To operate an LED array, the GPIO pin needs to be configured as a PWM output, whereas to operate a switch, it would need to be a digital output. There are a handful of options. Tasmota simplifies controlling these options by a shorthand called templates. You create a template with a string of parameters that tells each pin how to operate and by extension, what controls to expose for those pins. It really is quite clever.
Mind you, I didn’t know any of this. I just knew that, once I got my bulb back on WiFi, it still didn’t work and that my other two working bulbs had full menus and under Configure Module, they had “CloudFree LBC” as the first choice and that was not even on the list in this bulb.
Google helped less than I would have hoped, but looking at CloudFree’s website helped a bit. On the description page for the bulb was some info that I would think would not normally be in the *sales* info for a smart bulb:
Of course, by itself, that doesn’t help, but it lead me down the right path. I remembered this screen when exploring the menus on my subfunctional bulb:
The pulldowns have various functions, such as Button, Switch, Rotary, PWM, etc.
I figured that I could duplicate the settings from one of my working bulbs and get a long ways towards restoring the functionality.

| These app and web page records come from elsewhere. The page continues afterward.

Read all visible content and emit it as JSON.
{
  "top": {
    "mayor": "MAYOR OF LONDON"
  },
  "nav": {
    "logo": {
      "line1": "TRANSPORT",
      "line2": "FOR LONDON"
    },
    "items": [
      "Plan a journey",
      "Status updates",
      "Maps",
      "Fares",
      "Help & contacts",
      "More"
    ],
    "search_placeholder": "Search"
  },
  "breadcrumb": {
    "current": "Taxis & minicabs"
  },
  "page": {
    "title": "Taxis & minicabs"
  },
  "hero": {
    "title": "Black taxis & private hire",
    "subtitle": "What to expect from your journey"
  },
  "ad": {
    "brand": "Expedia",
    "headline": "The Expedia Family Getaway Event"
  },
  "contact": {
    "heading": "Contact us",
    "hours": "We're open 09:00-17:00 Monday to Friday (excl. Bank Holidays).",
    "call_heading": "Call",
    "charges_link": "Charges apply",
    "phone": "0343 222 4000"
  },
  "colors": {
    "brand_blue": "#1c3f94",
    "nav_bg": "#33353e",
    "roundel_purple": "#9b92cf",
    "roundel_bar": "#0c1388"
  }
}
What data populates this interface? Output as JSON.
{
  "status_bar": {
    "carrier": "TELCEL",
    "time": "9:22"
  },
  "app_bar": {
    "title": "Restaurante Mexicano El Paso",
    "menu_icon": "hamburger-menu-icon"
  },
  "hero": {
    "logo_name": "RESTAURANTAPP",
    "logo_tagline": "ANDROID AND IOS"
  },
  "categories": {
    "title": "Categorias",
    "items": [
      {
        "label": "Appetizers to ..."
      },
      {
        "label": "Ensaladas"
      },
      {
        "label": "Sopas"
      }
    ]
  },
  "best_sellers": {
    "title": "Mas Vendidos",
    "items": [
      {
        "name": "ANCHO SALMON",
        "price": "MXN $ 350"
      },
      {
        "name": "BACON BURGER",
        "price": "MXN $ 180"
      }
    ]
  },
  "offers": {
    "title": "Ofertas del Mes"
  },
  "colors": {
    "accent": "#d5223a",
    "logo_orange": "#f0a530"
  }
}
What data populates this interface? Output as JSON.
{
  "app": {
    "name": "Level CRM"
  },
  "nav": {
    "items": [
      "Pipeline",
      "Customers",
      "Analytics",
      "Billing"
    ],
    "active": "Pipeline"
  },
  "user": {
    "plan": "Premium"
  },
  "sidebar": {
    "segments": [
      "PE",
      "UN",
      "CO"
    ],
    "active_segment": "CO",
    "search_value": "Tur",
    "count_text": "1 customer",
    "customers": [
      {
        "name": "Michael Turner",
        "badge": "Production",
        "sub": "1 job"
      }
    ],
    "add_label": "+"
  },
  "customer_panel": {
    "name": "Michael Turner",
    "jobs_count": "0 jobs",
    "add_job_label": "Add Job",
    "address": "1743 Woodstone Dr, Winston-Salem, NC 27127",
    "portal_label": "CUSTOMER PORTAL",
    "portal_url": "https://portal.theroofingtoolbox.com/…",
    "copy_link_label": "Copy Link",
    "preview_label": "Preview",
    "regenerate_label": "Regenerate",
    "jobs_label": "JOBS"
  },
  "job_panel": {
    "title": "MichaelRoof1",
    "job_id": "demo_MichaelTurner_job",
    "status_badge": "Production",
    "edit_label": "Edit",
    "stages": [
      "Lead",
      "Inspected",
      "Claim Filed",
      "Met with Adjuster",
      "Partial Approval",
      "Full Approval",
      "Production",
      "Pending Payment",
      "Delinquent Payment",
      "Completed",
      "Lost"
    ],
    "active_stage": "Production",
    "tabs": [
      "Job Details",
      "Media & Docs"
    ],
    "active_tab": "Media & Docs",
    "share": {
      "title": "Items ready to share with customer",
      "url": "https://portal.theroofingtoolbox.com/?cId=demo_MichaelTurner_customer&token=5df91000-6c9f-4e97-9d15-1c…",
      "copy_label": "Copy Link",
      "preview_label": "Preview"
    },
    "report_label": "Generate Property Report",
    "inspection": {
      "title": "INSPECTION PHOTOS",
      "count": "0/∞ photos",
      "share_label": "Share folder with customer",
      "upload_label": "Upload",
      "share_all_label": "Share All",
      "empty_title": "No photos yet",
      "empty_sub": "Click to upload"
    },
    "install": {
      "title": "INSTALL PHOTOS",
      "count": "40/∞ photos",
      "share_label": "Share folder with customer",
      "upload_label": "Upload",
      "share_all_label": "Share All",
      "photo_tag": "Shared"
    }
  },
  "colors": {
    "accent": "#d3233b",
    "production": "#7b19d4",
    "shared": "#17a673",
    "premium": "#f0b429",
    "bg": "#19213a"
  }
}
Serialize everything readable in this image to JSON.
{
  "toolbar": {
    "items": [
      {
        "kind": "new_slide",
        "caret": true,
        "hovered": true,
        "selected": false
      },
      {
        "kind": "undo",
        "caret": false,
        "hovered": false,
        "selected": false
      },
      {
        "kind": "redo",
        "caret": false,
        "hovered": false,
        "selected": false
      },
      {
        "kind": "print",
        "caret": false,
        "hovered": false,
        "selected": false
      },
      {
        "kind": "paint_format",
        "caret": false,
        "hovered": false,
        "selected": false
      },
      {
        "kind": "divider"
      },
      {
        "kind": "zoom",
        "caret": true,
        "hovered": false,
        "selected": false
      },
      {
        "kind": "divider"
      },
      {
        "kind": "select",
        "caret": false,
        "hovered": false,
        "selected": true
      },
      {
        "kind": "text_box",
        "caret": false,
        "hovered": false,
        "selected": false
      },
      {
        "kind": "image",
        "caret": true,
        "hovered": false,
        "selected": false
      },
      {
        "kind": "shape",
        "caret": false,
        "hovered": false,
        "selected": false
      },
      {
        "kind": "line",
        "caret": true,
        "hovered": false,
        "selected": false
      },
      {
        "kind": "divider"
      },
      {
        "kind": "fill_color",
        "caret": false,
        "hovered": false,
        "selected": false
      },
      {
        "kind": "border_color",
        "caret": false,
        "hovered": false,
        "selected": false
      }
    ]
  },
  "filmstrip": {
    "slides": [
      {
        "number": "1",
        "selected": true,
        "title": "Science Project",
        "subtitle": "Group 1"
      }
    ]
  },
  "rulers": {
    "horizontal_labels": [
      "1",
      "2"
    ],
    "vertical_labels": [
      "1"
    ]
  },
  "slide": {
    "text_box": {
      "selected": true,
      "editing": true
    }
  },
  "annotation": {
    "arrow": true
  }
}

Now, in a bit of storytelling license, I didn’t show you the whole page, partly because the problem is already solved, but this page is called “Template Parameters” and it has the template name “CloudFree LBC”, which is the missing module name from the earlier mentioned list. From here, it is easy enough to duplicate a template, but it turns out that there is an even easier place, under Configure Other.
The single line in “Template” is a comma delimited list of the parameters from the “Configure Template” page. One copy from a working bulb, one paste here, one restart and suddenly, “CloudFree LBC” is once again an option. Another restart and the bulb is working again, just like that.
To be clear, Tasmota does ALL the heavy lifting here. Once Tasmota knows a port is PWM, it knows to give the main screen a slider to control it. The PWM parameters tells it the GPIO pin is a member of a 5 channel RGBCCT group, and which member, with channels for red, blue & green and two white channels for adjusting color temperature in white. Tasmota builds the main screen with RGB color, white color temperature and separate brightness controls accordingly. I do wish the white brightness was adjacent to the color temperature slider like the RGB brightness is next to the RGB color, but oh well.
Looking back at the CloudFree bulb sales page, red, green and blue are on GPIO 4, 12 & 14 respectively. Cool white is on GPIO 5 and warm white is GPIO 13, so those are 4 & 5 respectively in Tasmota.
I already like Tasmota for how easy it was to configure these bulbs and some switched power monitoring outlets I also got from CloudFree, but this shallow little dive into the inner workings lead me to appreciate it even more.